-- Material provided follows --

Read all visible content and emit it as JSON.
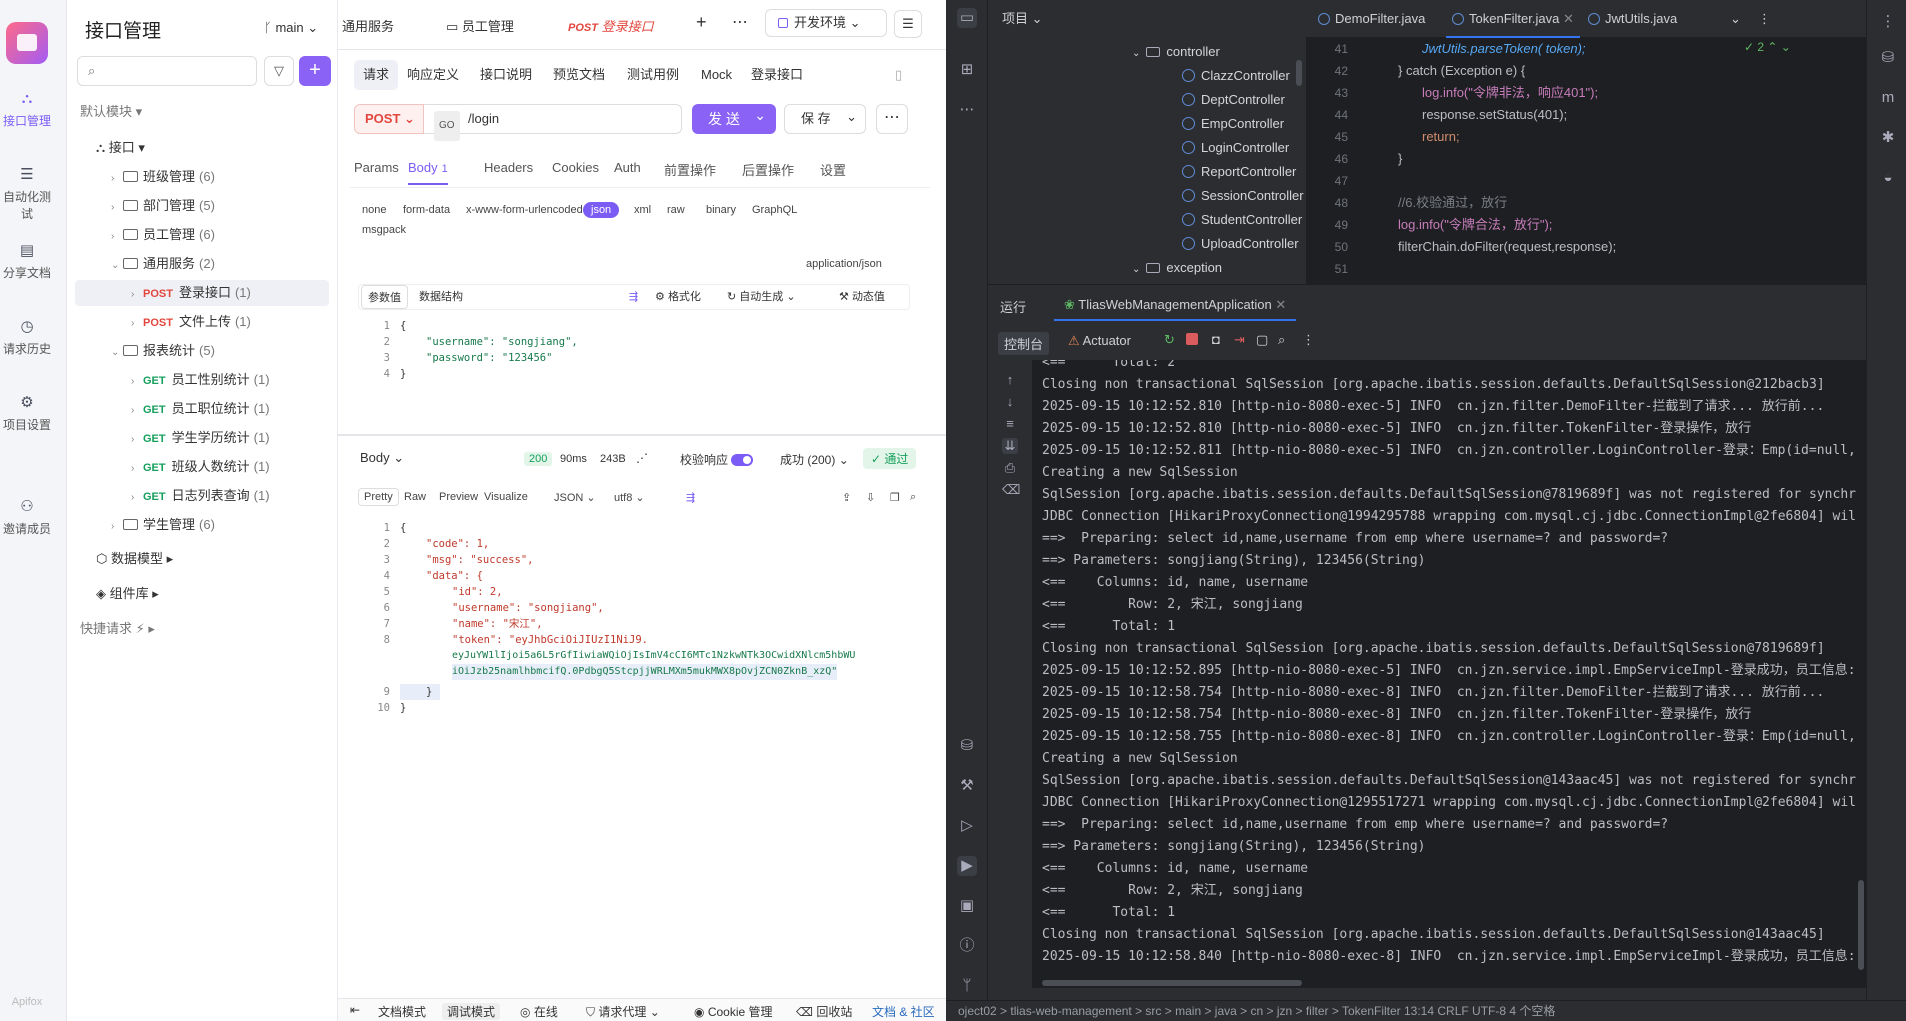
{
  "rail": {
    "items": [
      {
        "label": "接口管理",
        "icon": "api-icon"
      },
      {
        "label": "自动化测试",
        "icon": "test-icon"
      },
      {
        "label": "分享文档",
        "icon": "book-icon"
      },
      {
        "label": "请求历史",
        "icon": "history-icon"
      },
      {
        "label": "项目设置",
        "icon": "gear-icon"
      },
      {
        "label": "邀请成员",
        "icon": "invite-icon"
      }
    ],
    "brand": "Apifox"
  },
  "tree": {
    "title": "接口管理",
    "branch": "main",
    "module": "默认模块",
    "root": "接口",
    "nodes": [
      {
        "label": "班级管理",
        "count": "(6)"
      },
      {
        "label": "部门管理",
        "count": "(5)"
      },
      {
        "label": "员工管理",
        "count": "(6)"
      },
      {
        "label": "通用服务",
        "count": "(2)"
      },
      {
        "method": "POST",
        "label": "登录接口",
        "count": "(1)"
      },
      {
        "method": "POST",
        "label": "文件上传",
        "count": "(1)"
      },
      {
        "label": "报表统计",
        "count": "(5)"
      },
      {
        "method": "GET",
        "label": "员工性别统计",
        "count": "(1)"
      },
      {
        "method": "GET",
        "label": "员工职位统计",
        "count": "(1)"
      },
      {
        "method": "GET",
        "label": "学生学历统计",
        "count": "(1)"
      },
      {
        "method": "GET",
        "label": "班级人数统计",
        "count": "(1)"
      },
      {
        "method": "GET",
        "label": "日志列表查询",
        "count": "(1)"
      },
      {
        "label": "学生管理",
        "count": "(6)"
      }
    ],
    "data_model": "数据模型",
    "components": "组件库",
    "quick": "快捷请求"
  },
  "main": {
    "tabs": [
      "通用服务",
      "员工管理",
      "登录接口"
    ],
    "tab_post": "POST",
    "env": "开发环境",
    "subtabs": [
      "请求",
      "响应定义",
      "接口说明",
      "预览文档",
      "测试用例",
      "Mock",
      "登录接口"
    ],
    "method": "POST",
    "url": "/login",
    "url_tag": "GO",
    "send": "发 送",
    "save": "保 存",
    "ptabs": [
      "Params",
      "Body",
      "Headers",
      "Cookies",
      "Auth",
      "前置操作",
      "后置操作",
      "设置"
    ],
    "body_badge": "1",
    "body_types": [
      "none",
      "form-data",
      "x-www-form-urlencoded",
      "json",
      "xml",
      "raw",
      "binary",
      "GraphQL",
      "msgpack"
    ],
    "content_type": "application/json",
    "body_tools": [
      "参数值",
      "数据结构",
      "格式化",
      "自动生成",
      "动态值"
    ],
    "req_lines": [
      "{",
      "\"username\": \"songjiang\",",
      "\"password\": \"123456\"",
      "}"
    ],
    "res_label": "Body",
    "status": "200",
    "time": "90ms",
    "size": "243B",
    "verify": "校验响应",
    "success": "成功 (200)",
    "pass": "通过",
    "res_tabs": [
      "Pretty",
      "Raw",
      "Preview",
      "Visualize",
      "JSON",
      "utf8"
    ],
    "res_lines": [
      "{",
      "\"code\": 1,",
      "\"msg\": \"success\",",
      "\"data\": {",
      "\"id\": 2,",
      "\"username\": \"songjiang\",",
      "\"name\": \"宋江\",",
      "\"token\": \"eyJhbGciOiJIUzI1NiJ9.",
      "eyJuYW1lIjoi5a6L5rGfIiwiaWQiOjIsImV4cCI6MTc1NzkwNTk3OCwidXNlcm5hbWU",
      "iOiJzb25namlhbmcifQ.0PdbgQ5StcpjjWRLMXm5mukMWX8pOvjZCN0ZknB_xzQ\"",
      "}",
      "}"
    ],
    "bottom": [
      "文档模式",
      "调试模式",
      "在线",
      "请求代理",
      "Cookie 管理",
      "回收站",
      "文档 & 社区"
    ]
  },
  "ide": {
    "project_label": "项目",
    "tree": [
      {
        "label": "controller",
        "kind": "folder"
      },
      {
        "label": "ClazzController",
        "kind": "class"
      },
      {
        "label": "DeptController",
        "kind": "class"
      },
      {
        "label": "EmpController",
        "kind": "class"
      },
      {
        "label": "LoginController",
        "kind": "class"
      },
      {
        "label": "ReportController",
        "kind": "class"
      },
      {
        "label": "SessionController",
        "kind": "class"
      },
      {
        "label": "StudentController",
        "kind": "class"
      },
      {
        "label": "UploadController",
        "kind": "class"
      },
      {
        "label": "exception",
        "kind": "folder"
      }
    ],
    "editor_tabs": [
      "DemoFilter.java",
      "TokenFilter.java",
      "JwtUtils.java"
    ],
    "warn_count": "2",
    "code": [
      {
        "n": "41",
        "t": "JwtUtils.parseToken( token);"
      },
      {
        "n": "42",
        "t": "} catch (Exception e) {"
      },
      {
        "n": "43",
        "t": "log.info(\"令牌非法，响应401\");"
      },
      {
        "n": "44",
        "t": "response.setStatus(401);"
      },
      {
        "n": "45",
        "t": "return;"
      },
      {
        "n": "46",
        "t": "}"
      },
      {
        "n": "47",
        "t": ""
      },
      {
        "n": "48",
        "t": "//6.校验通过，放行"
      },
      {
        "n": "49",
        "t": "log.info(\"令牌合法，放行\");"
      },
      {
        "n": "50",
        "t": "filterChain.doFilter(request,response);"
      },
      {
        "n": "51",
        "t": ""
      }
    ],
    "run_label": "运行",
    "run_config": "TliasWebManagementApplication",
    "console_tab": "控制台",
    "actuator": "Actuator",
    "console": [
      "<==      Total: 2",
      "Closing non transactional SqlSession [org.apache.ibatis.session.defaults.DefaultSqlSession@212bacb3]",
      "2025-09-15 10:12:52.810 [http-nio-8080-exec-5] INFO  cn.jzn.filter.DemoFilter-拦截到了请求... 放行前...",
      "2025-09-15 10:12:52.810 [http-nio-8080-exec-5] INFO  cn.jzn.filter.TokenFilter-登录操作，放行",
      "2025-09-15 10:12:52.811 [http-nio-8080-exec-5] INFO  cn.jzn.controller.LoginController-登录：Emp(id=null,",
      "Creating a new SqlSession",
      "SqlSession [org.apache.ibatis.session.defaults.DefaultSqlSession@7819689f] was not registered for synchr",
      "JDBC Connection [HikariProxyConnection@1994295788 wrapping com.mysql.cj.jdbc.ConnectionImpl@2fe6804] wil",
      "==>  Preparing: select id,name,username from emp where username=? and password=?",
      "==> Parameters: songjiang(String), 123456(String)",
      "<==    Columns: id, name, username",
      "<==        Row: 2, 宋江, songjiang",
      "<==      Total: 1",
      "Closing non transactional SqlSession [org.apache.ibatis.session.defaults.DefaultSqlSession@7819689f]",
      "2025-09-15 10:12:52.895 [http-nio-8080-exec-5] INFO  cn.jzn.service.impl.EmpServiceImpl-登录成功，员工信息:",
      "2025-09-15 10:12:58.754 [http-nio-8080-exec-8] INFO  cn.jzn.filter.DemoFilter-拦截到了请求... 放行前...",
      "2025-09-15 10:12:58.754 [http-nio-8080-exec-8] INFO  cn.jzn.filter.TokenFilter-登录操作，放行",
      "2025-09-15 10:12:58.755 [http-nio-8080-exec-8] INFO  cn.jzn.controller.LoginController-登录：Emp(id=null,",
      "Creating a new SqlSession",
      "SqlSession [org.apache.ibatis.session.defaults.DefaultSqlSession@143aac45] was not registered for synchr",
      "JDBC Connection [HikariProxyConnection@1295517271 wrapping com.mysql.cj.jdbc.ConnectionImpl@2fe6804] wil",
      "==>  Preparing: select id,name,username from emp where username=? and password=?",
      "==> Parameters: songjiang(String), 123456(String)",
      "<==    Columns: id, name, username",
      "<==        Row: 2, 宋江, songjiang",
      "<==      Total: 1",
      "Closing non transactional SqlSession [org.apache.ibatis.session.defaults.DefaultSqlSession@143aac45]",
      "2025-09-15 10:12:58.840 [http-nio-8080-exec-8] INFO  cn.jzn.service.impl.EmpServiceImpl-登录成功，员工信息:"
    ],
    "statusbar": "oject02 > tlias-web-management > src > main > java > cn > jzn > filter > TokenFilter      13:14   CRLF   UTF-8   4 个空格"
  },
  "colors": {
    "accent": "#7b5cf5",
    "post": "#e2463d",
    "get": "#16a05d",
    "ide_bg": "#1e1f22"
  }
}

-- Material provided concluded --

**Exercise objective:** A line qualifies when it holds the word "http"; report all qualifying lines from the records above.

**Task response:**
      "2025-09-15 10:12:52.810 [http-nio-8080-exec-5] INFO  cn.jzn.filter.DemoFilter-拦截到了请求... 放行前...",
      "2025-09-15 10:12:52.810 [http-nio-8080-exec-5] INFO  cn.jzn.filter.TokenFilter-登录操作，放行",
      "2025-09-15 10:12:52.811 [http-nio-8080-exec-5] INFO  cn.jzn.controller.LoginController-登录：Emp(id=null,",
      "2025-09-15 10:12:52.895 [http-nio-8080-exec-5] INFO  cn.jzn.service.impl.EmpServiceImpl-登录成功，员工信息:",
      "2025-09-15 10:12:58.754 [http-nio-8080-exec-8] INFO  cn.jzn.filter.DemoFilter-拦截到了请求... 放行前...",
      "2025-09-15 10:12:58.754 [http-nio-8080-exec-8] INFO  cn.jzn.filter.TokenFilter-登录操作，放行",
      "2025-09-15 10:12:58.755 [http-nio-8080-exec-8] INFO  cn.jzn.controller.LoginController-登录：Emp(id=null,",
      "2025-09-15 10:12:58.840 [http-nio-8080-exec-8] INFO  cn.jzn.service.impl.EmpServiceImpl-登录成功，员工信息:"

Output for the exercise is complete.